*** Records supplied ***
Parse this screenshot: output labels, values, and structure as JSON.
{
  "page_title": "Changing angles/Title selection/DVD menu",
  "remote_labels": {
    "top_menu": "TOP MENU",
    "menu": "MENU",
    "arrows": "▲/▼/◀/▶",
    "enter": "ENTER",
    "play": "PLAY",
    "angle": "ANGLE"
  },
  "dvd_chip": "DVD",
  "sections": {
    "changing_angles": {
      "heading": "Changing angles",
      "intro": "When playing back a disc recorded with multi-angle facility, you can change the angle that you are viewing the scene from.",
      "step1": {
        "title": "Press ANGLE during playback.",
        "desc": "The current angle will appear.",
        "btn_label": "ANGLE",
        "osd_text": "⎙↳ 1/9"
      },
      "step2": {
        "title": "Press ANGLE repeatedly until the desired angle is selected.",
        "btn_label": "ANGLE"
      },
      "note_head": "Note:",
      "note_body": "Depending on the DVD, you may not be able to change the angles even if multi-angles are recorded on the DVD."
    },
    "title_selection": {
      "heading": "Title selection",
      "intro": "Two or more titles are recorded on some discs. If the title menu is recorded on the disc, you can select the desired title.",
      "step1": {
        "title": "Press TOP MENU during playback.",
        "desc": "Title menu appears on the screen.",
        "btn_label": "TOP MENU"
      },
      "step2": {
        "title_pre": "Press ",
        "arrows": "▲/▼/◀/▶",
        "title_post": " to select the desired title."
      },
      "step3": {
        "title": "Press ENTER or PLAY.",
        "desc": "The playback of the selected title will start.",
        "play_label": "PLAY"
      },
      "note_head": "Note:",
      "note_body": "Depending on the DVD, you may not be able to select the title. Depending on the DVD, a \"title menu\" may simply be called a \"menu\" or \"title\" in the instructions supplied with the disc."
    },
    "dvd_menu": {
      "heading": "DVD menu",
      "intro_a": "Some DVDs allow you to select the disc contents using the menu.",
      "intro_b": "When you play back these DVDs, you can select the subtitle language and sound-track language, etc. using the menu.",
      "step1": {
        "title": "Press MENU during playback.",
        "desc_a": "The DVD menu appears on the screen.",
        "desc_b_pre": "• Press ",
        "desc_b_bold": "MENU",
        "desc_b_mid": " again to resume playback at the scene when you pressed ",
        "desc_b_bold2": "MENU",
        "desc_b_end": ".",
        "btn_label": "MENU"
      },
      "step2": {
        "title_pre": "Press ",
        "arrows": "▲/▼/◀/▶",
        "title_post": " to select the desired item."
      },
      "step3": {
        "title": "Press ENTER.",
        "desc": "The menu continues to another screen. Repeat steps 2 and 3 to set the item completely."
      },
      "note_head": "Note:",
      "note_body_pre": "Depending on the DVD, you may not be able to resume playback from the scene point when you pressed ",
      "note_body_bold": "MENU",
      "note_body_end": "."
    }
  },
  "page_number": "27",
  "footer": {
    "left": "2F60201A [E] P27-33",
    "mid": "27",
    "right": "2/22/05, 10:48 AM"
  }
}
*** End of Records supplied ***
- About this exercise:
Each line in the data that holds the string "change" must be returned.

- The completed task:
      "intro": "When playing back a disc recorded with multi-angle facility, you can change the angle that you are viewing the scene from.",
      "note_body": "Depending on the DVD, you may not be able to change the angles even if multi-angles are recorded on the DVD."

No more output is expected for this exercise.